During the rampant looting and vandalism, one local official, Patricia Byrnes, reported that rioters were shooting at police:

After the fire had been put out, KTVI-TV reporter found what she called a deeply distrubing spray painted message on a neighboring store:

onlygoodcop

Even as the QuikMart burned, local Blacks took to Twitter to express their anger at the rioters. But not for the wanton destruction, which sullied the cause of protest against the police killing of an unarmed teen.

No, these Tweeters were angry only that rioters attacked stores in Black areas, instead of White ones. A seemingly endless thread of vile racist Tweets (h/t Twitchy) followed throughout the night, putting several communities on notice:

http://twitter.com/#!/illmatic_kid/status/498673187995914242

http://twitter.com/#!/Hii__PoWeR/status/498687597871628288

https://twitter.com/HollowDaGatMan/statuses/498675695804239872

https://twitter.com/itsjussNikk/statuses/498726173841817600

https://twitter.com/TIFFisdopeAF/statuses/498713783318347776

https://twitter.com/_FuckMeOnika/statuses/498694489176047616

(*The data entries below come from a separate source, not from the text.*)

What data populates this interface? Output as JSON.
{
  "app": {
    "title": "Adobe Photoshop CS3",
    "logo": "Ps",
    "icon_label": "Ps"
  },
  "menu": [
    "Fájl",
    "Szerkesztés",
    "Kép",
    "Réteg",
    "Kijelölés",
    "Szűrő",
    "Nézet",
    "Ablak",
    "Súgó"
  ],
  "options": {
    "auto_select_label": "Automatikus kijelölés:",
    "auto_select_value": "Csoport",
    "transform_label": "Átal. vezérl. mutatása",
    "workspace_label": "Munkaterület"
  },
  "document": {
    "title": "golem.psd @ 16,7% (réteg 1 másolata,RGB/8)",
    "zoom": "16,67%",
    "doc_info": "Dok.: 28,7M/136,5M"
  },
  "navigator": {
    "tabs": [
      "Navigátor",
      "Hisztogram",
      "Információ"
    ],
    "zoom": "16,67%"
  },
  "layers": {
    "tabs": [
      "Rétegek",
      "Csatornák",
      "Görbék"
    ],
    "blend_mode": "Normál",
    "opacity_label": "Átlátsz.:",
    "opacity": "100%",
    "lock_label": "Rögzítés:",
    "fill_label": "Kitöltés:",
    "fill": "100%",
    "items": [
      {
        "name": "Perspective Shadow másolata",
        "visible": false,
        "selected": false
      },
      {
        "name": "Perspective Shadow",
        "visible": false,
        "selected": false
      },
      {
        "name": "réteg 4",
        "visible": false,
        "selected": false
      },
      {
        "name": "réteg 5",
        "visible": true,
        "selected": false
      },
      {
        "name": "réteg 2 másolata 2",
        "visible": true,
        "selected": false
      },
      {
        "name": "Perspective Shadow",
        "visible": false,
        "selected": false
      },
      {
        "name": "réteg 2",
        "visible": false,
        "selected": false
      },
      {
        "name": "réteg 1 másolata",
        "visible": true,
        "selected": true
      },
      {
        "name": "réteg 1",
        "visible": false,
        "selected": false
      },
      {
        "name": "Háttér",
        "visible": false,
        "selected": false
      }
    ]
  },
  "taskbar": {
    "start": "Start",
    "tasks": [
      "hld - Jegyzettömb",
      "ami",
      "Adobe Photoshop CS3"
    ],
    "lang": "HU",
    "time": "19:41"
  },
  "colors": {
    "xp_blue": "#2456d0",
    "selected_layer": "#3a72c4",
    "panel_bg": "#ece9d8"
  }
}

Disgusting. But I thought electing Barack Obama would cure all of our racial strife. Not so much.